Tally the lines below that contain "value" and reply with only the tally.

────────────────────

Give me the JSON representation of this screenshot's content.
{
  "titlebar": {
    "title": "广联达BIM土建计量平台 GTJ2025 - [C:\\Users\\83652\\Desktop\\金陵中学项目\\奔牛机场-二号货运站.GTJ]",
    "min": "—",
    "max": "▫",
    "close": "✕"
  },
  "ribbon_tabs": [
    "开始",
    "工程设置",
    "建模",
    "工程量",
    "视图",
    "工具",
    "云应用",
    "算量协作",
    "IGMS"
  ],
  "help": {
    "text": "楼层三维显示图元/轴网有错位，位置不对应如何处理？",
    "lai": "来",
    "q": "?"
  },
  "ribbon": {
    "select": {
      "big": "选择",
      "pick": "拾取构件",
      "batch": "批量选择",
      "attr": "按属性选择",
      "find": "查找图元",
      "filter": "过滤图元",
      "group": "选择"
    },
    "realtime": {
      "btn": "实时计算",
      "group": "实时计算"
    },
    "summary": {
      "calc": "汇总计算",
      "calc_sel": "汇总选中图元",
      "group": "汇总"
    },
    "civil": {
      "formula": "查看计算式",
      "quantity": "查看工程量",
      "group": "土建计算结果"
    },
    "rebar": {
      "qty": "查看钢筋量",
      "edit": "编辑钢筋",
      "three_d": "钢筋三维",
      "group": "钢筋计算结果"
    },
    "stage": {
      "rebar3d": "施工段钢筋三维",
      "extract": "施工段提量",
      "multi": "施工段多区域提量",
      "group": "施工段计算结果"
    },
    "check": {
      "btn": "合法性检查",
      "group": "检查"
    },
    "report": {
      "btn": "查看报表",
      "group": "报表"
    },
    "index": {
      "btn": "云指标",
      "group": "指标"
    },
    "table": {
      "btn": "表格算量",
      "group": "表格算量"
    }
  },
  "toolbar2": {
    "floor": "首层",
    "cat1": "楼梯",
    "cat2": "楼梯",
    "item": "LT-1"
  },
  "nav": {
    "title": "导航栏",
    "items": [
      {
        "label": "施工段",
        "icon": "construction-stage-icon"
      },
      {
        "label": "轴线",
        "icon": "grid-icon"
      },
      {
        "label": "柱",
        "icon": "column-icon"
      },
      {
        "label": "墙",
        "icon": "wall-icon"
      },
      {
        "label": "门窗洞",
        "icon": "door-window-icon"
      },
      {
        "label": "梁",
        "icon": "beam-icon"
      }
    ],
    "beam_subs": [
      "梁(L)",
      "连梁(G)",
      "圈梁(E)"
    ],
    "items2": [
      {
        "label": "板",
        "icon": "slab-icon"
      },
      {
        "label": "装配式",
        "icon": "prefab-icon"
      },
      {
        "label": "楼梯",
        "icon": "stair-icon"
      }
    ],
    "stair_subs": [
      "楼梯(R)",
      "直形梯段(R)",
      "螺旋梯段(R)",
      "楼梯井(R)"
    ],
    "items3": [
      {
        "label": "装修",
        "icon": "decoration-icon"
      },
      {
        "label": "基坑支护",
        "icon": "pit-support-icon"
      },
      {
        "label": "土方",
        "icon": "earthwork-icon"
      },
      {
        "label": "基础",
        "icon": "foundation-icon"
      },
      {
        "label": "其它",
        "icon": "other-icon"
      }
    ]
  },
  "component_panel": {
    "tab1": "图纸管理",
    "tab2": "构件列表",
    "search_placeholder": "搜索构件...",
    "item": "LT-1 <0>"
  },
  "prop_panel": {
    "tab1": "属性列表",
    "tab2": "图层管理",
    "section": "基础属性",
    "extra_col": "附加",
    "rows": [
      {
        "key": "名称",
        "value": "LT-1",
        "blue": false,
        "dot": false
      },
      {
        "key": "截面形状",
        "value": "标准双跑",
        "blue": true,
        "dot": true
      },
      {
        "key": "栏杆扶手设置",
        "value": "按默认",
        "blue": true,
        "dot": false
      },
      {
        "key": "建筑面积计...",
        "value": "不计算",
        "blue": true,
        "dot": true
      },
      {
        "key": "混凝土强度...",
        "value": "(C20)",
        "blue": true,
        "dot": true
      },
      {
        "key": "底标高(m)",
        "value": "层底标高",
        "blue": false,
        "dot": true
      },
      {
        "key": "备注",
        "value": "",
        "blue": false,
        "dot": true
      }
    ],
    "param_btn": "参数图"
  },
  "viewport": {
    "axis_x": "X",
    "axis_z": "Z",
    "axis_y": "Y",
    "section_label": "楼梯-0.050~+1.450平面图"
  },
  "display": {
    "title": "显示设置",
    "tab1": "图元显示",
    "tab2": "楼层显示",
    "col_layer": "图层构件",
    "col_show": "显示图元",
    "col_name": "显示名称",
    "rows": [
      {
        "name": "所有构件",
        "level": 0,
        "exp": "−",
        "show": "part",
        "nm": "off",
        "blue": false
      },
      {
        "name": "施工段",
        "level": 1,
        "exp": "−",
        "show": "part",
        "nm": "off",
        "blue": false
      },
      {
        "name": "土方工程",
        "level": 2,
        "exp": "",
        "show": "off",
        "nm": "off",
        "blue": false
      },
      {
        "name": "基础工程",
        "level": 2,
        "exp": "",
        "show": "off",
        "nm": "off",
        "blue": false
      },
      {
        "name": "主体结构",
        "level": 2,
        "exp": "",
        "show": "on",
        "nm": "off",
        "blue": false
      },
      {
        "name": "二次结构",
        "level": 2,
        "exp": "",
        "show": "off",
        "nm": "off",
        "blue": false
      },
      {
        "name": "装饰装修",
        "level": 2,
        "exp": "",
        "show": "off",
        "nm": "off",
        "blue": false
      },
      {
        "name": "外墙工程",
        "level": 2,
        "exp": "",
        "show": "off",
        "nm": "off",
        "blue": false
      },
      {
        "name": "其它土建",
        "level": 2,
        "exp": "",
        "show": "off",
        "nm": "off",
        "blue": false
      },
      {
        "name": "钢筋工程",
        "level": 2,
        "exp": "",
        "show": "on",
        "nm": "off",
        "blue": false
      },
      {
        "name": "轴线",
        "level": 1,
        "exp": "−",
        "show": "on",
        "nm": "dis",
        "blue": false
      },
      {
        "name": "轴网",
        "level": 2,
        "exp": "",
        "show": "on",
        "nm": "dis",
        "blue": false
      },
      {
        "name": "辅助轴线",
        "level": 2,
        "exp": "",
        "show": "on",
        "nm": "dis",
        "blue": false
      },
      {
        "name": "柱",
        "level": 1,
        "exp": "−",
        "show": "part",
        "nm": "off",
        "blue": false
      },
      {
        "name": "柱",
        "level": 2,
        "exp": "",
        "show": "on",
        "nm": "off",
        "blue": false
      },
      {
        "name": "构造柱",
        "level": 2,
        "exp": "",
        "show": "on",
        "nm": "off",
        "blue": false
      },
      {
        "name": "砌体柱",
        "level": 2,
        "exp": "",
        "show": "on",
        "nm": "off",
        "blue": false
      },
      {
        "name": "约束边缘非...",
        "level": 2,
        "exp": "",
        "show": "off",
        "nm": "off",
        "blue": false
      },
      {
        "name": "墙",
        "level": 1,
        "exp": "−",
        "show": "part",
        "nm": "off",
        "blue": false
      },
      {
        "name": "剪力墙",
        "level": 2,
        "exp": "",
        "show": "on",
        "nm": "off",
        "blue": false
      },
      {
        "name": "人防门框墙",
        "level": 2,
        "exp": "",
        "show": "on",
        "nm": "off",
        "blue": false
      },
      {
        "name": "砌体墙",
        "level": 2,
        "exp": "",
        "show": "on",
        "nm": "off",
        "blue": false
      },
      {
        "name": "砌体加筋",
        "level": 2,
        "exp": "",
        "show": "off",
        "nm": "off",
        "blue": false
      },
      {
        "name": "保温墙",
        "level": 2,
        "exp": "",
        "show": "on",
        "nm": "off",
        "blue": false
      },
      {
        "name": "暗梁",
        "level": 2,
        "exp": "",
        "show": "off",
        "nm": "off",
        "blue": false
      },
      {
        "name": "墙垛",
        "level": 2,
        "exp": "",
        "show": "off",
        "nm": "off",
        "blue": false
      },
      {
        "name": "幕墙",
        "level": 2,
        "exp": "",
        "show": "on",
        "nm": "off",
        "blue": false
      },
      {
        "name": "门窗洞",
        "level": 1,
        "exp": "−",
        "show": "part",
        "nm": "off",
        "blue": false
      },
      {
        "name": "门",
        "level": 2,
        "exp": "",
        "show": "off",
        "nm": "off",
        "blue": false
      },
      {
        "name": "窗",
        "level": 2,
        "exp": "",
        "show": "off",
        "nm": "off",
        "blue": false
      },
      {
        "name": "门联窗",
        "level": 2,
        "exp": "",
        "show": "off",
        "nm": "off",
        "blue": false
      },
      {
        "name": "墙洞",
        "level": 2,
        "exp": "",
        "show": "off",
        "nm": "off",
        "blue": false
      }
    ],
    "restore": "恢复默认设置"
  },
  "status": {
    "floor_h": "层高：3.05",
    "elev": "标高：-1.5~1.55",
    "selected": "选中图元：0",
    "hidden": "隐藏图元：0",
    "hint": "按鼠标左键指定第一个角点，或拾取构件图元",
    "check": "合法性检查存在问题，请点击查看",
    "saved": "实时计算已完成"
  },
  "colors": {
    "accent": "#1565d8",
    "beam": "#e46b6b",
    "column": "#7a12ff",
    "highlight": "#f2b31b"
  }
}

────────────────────

_Response to the exercise:_
7